Data in this exercise »
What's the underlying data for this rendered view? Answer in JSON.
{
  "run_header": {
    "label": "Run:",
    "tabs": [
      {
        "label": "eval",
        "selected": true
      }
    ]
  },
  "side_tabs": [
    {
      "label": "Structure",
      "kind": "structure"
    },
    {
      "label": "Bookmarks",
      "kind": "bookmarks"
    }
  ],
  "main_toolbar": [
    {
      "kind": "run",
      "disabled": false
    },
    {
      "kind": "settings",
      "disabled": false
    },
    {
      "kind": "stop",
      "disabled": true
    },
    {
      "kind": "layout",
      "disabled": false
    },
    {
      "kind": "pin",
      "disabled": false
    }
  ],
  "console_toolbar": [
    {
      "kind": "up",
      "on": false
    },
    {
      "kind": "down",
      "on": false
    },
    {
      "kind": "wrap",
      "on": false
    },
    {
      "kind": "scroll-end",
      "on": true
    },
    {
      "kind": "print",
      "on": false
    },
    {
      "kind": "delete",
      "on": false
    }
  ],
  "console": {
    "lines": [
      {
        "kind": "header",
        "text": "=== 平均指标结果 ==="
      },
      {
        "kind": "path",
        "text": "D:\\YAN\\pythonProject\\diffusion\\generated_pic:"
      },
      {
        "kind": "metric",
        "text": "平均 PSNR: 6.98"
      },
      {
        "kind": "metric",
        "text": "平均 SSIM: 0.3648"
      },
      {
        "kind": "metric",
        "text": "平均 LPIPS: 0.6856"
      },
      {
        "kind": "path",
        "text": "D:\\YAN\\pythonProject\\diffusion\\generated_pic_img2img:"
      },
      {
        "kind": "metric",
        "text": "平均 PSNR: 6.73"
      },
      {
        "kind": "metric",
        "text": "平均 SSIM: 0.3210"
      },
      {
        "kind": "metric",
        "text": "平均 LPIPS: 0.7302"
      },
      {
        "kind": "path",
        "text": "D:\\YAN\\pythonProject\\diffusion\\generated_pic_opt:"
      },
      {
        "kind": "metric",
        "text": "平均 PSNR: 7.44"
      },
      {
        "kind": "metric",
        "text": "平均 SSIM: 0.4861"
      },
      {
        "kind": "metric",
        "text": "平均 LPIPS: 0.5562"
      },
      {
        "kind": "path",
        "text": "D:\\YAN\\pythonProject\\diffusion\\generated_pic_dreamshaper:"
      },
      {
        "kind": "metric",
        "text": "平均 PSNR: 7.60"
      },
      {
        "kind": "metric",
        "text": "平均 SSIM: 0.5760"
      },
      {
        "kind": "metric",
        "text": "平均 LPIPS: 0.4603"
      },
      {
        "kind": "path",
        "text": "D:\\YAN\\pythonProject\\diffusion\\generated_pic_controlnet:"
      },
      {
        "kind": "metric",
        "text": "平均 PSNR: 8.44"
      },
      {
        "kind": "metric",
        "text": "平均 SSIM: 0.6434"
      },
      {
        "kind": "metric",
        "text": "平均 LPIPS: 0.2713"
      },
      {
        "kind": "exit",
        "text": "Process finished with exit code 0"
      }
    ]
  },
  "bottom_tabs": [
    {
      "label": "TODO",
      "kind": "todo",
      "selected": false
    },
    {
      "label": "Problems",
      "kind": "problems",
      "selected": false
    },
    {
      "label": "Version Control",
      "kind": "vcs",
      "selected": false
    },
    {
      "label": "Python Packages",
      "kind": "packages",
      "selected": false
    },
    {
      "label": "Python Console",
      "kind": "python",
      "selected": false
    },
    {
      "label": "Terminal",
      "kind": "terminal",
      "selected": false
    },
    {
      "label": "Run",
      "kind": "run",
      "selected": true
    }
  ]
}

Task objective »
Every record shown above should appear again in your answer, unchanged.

Answer section »
What's the underlying data for this rendered view? Answer in JSON.
{
  "run_header": {
    "label": "Run:",
    "tabs": [
      {
        "label": "eval",
        "selected": true
      }
    ]
  },
  "side_tabs": [
    {
      "label": "Structure",
      "kind": "structure"
    },
    {
      "label": "Bookmarks",
      "kind": "bookmarks"
    }
  ],
  "main_toolbar": [
    {
      "kind": "run",
      "disabled": false
    },
    {
      "kind": "settings",
      "disabled": false
    },
    {
      "kind": "stop",
      "disabled": true
    },
    {
      "kind": "layout",
      "disabled": false
    },
    {
      "kind": "pin",
      "disabled": false
    }
  ],
  "console_toolbar": [
    {
      "kind": "up",
      "on": false
    },
    {
      "kind": "down",
      "on": false
    },
    {
      "kind": "wrap",
      "on": false
    },
    {
      "kind": "scroll-end",
      "on": true
    },
    {
      "kind": "print",
      "on": false
    },
    {
      "kind": "delete",
      "on": false
    }
  ],
  "console": {
    "lines": [
      {
        "kind": "header",
        "text": "=== 平均指标结果 ==="
      },
      {
        "kind": "path",
        "text": "D:\\YAN\\pythonProject\\diffusion\\generated_pic:"
      },
      {
        "kind": "metric",
        "text": "平均 PSNR: 6.98"
      },
      {
        "kind": "metric",
        "text": "平均 SSIM: 0.3648"
      },
      {
        "kind": "metric",
        "text": "平均 LPIPS: 0.6856"
      },
      {
        "kind": "path",
        "text": "D:\\YAN\\pythonProject\\diffusion\\generated_pic_img2img:"
      },
      {
        "kind": "metric",
        "text": "平均 PSNR: 6.73"
      },
      {
        "kind": "metric",
        "text": "平均 SSIM: 0.3210"
      },
      {
        "kind": "metric",
        "text": "平均 LPIPS: 0.7302"
      },
      {
        "kind": "path",
        "text": "D:\\YAN\\pythonProject\\diffusion\\generated_pic_opt:"
      },
      {
        "kind": "metric",
        "text": "平均 PSNR: 7.44"
      },
      {
        "kind": "metric",
        "text": "平均 SSIM: 0.4861"
      },
      {
        "kind": "metric",
        "text": "平均 LPIPS: 0.5562"
      },
      {
        "kind": "path",
        "text": "D:\\YAN\\pythonProject\\diffusion\\generated_pic_dreamshaper:"
      },
      {
        "kind": "metric",
        "text": "平均 PSNR: 7.60"
      },
      {
        "kind": "metric",
        "text": "平均 SSIM: 0.5760"
      },
      {
        "kind": "metric",
        "text": "平均 LPIPS: 0.4603"
      },
      {
        "kind": "path",
        "text": "D:\\YAN\\pythonProject\\diffusion\\generated_pic_controlnet:"
      },
      {
        "kind": "metric",
        "text": "平均 PSNR: 8.44"
      },
      {
        "kind": "metric",
        "text": "平均 SSIM: 0.6434"
      },
      {
        "kind": "metric",
        "text": "平均 LPIPS: 0.2713"
      },
      {
        "kind": "exit",
        "text": "Process finished with exit code 0"
      }
    ]
  },
  "bottom_tabs": [
    {
      "label": "TODO",
      "kind": "todo",
      "selected": false
    },
    {
      "label": "Problems",
      "kind": "problems",
      "selected": false
    },
    {
      "label": "Version Control",
      "kind": "vcs",
      "selected": false
    },
    {
      "label": "Python Packages",
      "kind": "packages",
      "selected": false
    },
    {
      "label": "Python Console",
      "kind": "python",
      "selected": false
    },
    {
      "label": "Terminal",
      "kind": "terminal",
      "selected": false
    },
    {
      "label": "Run",
      "kind": "run",
      "selected": true
    }
  ]
}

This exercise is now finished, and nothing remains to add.